The Morningstar® Wide Moat Focus IndexSM (MWMFTR, or “U.S. Moat Index”) displayed strength in October relative to U.S. large cap stocks as represented by the Morningstar® US Large Cap IndexSM. The October selloff across U.S. stocks, particularly pronounced in the tech sector, wiped out a significant portion of U.S. market gains thus far in 2018. Consumer staples and utilities stocks were the only U.S. large cap sectors to post positive returns in October.
The U.S. Moat Index displayed resilience, rather than reliance on tech, and finished ahead of U.S. large cap stocks in October and for the year-to-date period.
The Morningstar US Wide Moat Focus Index continued to perform better than the US market in November. Wide moat stocks have consistently beaten regular stocks over time, as the graph above shows.
The Morningstar US Wide Moat Focus Index has risen over 63% in the last five years, while the Morningstar US Large Cap Index has risen over 53%. Meanwhile, the broader S&P 500 Index has climbed 51% in that timeframe. You can get exposure to moat stocks through the VanEck Vectors Morningstar Wide Moat ETF (MOAT), which tracks the Morningstar US Wide Moat Focus Index.
Moat stocks are those that have some sort of a sustained advantage over their competitors. Wide moat means that the degree of that advantage is higher. Hence, intuitively, wide moat stocks would outperform broader markets in the long run, which they have, as the graph suggests.

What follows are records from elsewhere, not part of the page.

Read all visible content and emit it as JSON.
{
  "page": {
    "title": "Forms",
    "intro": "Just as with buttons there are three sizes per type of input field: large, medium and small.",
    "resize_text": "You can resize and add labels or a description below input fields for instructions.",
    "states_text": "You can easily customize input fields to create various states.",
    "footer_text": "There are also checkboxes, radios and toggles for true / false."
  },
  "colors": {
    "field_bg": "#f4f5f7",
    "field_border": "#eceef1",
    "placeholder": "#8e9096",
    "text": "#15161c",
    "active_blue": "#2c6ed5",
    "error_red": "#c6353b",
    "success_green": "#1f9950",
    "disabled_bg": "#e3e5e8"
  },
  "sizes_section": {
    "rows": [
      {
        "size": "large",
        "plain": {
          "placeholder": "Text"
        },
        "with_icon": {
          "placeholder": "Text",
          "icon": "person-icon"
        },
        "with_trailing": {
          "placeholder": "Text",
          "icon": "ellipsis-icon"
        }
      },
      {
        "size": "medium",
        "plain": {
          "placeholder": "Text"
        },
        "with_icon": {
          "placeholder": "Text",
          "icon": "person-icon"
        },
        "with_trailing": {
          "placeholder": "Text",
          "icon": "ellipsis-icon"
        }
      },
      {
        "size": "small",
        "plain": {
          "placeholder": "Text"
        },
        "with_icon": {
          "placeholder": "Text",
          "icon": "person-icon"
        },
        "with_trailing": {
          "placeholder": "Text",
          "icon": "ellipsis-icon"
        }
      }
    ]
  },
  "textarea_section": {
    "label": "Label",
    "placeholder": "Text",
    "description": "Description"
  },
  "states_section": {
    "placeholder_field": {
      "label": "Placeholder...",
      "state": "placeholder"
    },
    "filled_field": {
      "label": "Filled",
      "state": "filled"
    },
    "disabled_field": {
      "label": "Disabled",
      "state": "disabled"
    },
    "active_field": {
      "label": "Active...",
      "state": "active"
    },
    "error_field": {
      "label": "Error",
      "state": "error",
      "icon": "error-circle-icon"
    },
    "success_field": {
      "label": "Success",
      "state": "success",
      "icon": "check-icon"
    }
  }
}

Additionally, the index has 19% exposure to consumer staples, which has helped it beat the broader markets this year. Typically, low beta sectors such as staples and utilities outperform in risk-off scenarios. We’ll discuss more about the index’s sector allocation in the next article.